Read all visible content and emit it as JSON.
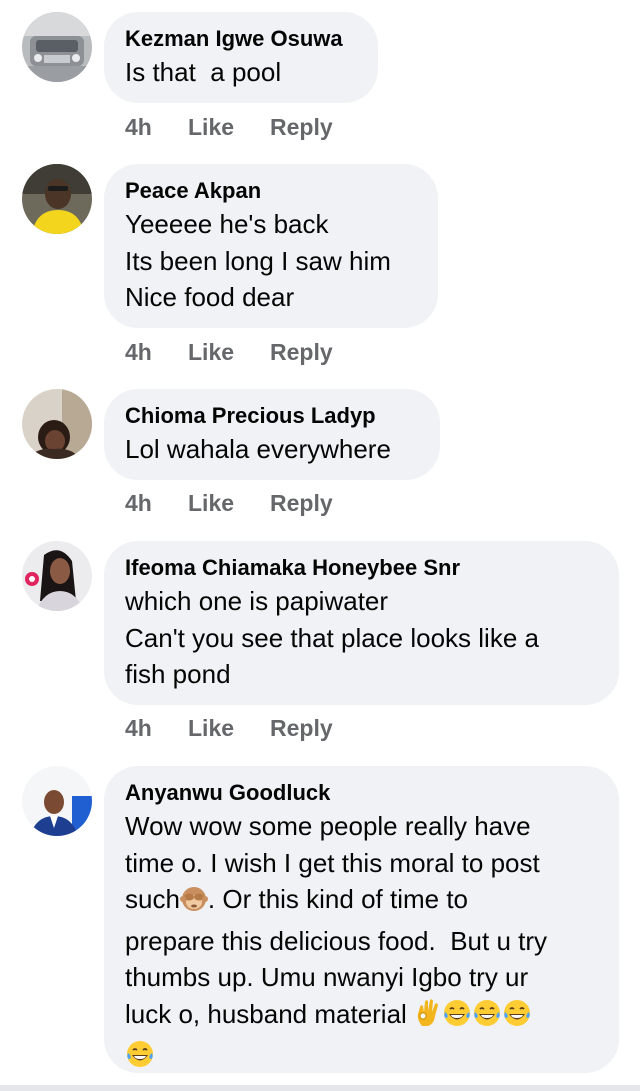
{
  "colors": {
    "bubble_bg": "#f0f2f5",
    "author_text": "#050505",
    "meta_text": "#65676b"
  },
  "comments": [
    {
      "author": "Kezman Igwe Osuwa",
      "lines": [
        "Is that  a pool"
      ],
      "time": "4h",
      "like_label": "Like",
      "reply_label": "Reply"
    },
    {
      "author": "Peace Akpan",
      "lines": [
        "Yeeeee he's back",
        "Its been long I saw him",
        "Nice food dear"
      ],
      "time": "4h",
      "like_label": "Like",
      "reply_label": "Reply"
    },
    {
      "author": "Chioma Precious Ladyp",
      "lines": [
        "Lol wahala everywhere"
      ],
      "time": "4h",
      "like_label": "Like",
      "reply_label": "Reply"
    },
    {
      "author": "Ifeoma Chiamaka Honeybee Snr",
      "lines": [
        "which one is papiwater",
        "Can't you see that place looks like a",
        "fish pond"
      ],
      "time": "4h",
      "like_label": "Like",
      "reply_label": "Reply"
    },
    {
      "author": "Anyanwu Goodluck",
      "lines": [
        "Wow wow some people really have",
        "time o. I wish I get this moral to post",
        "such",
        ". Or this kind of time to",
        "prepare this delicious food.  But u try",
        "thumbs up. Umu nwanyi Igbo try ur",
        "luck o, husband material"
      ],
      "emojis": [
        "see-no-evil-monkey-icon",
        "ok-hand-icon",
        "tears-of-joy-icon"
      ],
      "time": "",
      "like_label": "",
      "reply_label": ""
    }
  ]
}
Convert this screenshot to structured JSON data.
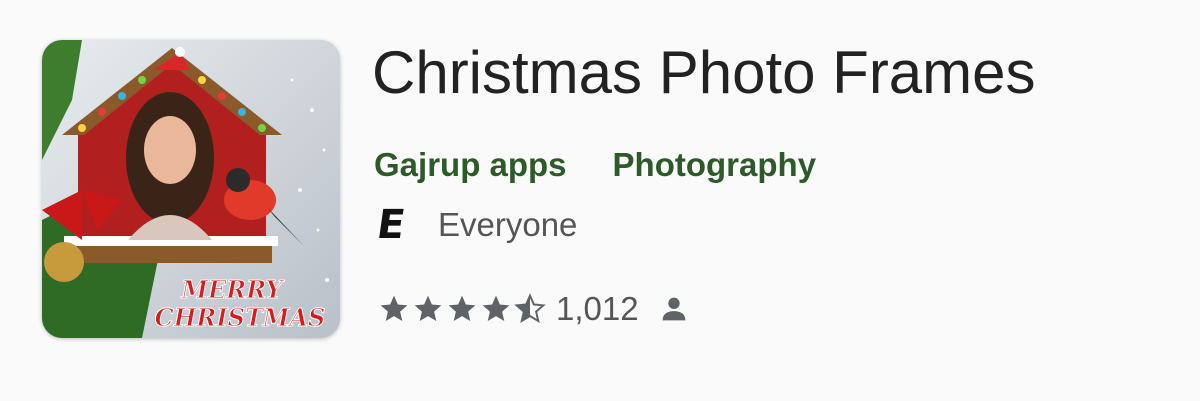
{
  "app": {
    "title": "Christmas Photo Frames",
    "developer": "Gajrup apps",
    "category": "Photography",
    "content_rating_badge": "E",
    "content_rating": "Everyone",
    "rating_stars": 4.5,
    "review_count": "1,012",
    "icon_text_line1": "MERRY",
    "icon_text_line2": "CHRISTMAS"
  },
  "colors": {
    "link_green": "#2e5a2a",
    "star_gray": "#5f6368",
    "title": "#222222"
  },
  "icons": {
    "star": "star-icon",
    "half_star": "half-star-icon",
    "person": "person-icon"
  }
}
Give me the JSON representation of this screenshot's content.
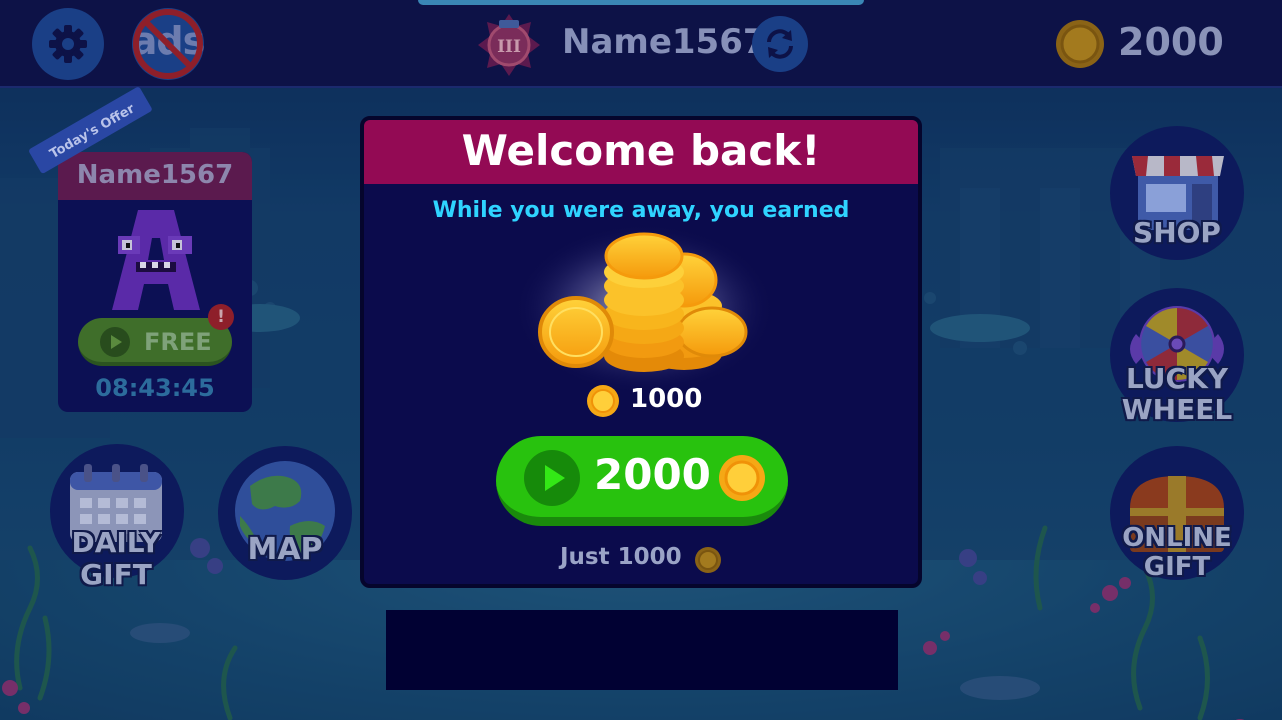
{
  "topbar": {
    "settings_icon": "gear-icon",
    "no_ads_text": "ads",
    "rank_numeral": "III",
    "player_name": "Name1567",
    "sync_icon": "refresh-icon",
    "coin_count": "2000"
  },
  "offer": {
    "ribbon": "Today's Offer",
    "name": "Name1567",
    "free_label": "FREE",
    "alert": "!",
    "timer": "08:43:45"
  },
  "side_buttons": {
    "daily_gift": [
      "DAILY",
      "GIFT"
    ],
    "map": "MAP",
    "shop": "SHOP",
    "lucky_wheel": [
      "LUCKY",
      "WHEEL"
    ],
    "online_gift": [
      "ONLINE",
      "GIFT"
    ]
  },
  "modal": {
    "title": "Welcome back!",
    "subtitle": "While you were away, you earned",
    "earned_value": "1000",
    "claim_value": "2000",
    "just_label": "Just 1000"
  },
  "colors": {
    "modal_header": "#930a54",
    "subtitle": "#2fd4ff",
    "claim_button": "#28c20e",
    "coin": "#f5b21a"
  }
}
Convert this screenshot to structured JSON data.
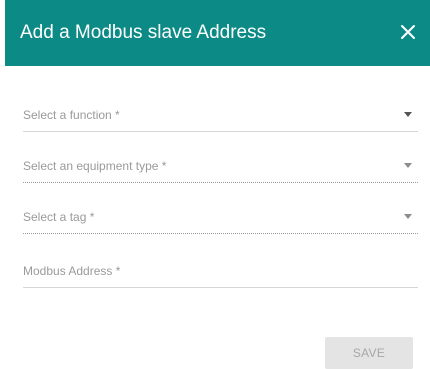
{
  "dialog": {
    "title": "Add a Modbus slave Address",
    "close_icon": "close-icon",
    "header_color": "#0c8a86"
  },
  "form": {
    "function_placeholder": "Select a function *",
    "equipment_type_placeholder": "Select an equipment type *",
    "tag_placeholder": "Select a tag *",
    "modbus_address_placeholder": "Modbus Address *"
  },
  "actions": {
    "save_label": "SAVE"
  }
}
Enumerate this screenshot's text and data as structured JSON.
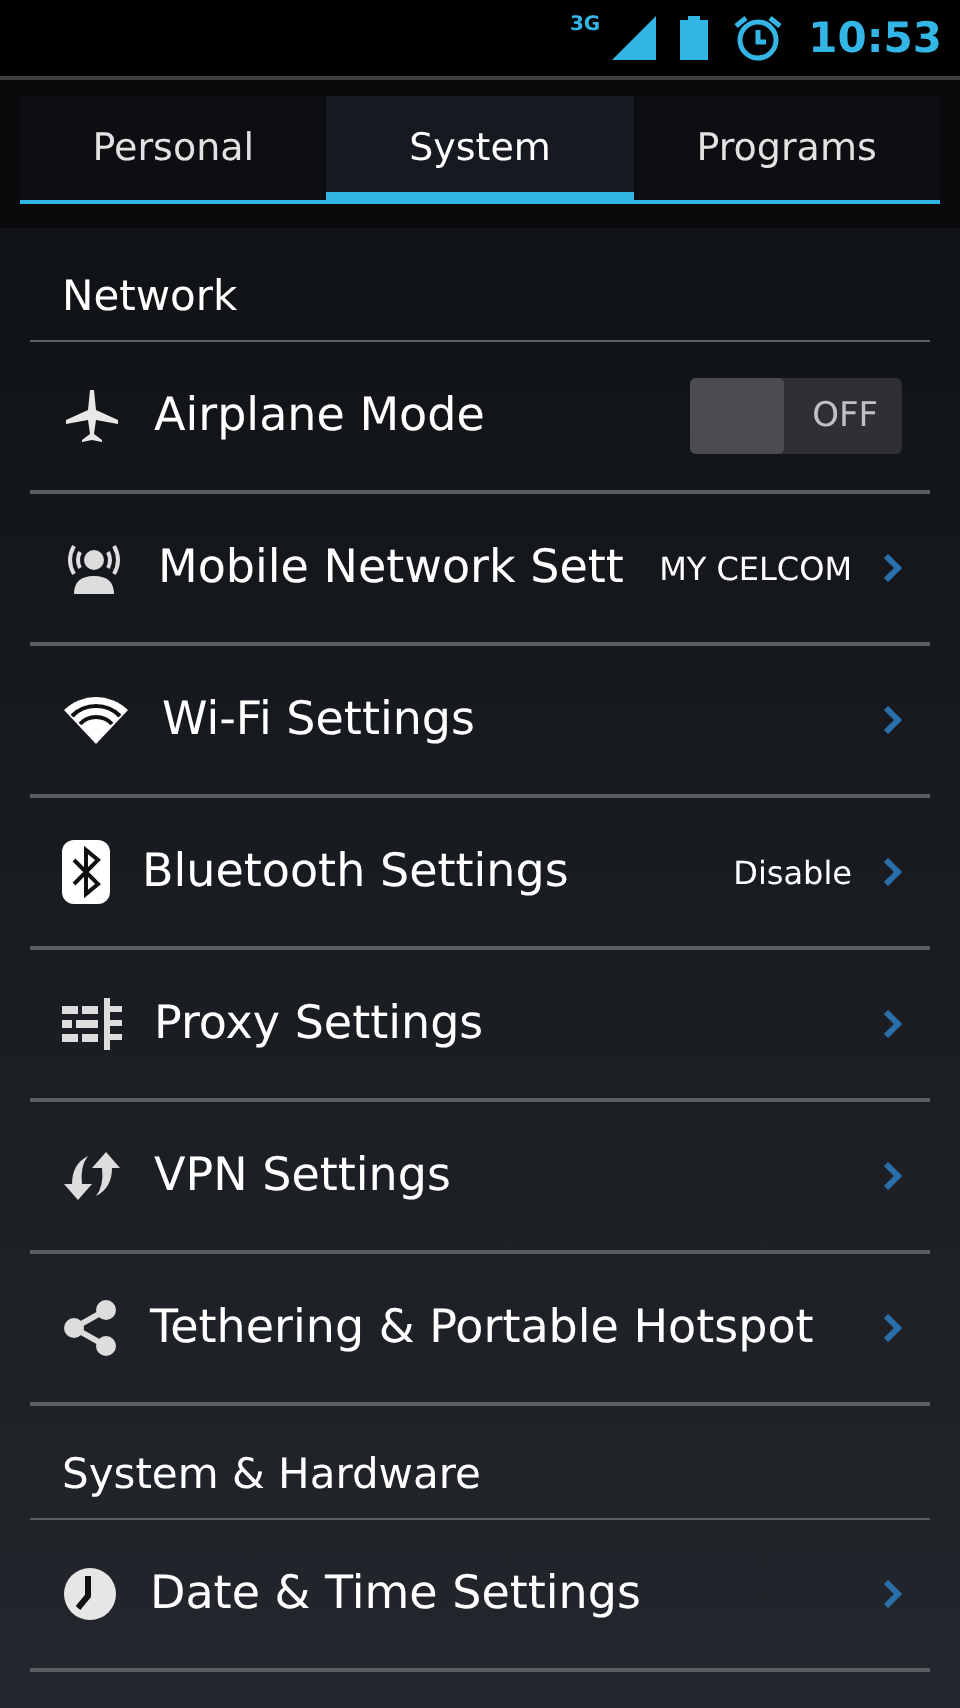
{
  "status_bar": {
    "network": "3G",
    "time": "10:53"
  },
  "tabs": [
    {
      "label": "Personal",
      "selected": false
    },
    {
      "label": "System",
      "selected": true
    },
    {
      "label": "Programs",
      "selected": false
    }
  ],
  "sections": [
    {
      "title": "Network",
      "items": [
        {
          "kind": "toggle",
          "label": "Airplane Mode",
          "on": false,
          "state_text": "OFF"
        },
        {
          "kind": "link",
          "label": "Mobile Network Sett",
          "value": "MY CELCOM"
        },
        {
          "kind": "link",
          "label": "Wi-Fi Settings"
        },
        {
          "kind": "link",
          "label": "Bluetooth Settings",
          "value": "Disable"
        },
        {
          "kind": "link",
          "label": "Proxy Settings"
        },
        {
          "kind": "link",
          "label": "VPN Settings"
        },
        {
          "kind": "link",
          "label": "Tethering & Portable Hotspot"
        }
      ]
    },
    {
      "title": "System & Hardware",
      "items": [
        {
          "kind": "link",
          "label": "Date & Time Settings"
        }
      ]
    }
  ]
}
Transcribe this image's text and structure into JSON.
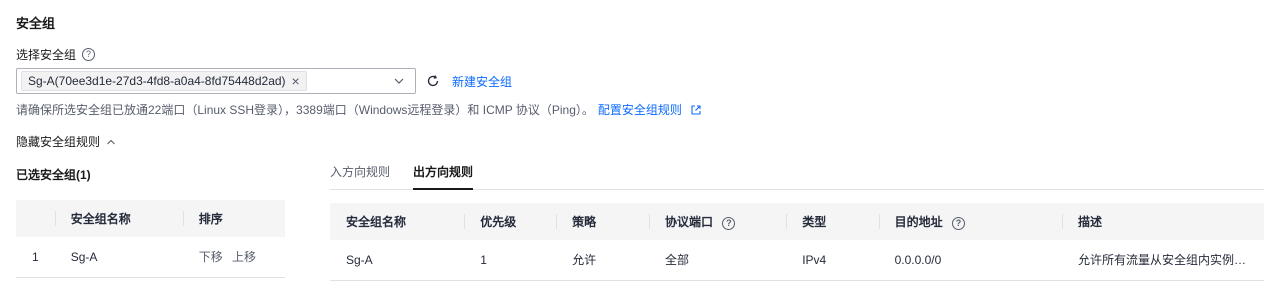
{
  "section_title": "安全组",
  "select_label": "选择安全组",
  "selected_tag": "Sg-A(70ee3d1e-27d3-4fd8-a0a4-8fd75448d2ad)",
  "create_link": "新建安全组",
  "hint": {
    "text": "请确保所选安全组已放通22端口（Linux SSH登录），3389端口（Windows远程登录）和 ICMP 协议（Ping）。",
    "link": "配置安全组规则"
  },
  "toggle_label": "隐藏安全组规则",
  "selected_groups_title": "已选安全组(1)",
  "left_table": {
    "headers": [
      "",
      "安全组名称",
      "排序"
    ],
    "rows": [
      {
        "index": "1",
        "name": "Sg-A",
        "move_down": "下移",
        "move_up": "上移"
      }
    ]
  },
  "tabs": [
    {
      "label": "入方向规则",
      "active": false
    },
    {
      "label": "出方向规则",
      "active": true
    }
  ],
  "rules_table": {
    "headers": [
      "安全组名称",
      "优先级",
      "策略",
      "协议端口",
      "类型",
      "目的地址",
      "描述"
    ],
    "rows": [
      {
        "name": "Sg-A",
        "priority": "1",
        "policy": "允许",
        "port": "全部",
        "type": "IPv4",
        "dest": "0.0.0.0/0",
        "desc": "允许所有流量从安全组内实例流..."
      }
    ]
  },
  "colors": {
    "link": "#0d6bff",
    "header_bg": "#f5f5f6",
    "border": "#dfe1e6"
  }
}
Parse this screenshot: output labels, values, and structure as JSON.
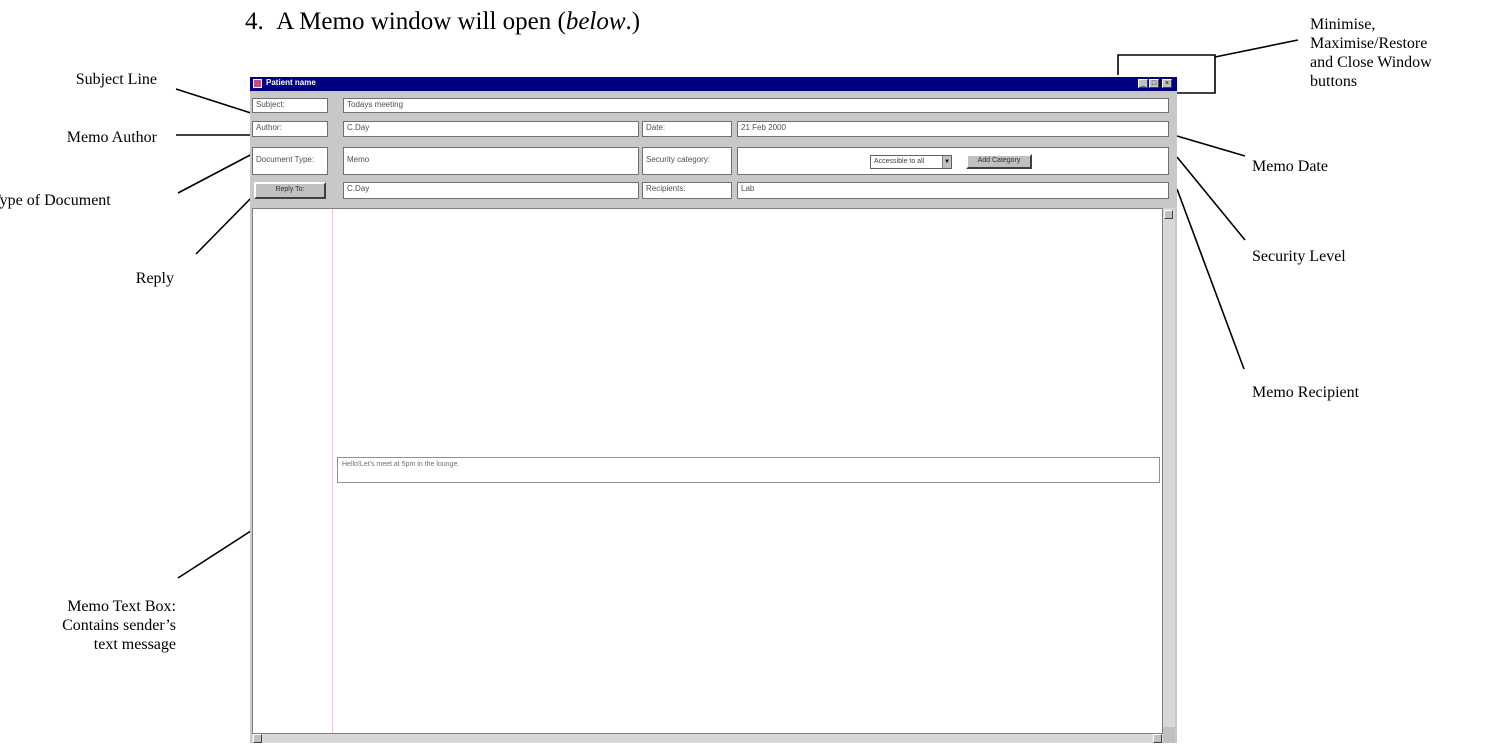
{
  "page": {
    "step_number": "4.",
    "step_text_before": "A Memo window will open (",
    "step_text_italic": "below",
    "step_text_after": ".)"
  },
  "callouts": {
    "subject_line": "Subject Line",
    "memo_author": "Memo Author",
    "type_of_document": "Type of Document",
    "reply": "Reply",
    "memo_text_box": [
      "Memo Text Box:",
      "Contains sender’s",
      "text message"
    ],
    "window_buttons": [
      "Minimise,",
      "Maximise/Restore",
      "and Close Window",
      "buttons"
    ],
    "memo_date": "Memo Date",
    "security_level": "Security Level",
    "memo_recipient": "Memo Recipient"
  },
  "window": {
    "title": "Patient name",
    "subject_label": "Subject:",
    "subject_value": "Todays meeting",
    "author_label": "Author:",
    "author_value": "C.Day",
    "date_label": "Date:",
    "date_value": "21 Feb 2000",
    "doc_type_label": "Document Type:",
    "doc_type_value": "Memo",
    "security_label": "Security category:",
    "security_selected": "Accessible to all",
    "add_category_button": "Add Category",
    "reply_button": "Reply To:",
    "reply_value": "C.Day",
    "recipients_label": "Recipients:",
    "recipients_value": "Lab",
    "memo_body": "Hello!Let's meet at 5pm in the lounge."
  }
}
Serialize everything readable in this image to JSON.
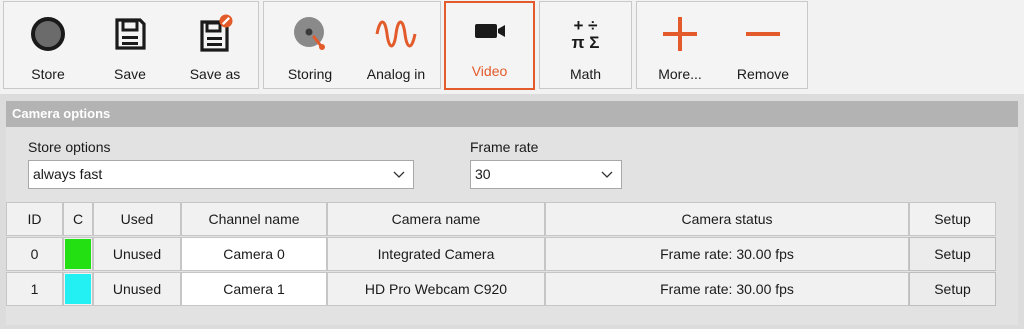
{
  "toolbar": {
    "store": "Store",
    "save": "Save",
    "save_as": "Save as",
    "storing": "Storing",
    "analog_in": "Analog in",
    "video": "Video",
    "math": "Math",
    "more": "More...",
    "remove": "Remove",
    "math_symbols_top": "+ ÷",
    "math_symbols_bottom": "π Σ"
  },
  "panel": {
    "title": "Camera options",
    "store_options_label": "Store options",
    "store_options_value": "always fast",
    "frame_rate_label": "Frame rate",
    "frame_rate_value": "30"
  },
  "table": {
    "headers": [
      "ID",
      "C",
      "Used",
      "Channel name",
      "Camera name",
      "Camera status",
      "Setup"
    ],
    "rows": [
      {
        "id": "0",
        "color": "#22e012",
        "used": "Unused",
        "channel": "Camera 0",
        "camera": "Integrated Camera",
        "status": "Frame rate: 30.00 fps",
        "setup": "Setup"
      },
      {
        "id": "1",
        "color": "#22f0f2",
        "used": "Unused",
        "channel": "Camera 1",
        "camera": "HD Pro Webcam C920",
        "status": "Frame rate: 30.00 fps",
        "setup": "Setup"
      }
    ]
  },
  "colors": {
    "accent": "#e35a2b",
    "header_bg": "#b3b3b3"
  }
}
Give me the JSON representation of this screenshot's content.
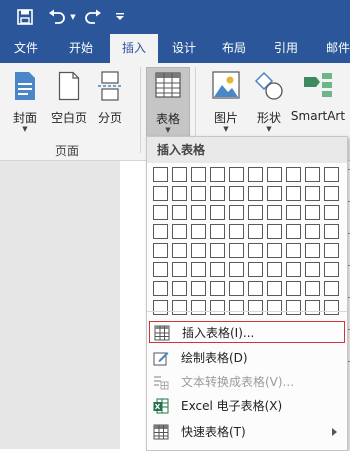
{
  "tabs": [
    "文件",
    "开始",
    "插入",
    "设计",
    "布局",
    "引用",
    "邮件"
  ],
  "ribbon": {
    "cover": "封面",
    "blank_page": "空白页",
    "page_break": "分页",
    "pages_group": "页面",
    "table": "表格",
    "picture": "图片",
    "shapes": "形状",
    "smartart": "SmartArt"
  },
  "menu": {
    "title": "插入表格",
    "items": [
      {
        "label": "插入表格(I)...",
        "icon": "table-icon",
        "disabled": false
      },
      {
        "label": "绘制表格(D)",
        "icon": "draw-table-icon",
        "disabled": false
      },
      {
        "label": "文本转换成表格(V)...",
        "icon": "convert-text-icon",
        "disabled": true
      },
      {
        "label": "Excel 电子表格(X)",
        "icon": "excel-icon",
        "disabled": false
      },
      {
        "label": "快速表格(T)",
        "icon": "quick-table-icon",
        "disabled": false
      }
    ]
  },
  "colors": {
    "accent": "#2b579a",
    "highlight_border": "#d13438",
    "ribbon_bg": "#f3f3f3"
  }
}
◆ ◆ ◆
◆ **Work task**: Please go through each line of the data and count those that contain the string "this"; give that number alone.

◆ **Problem solution**: 11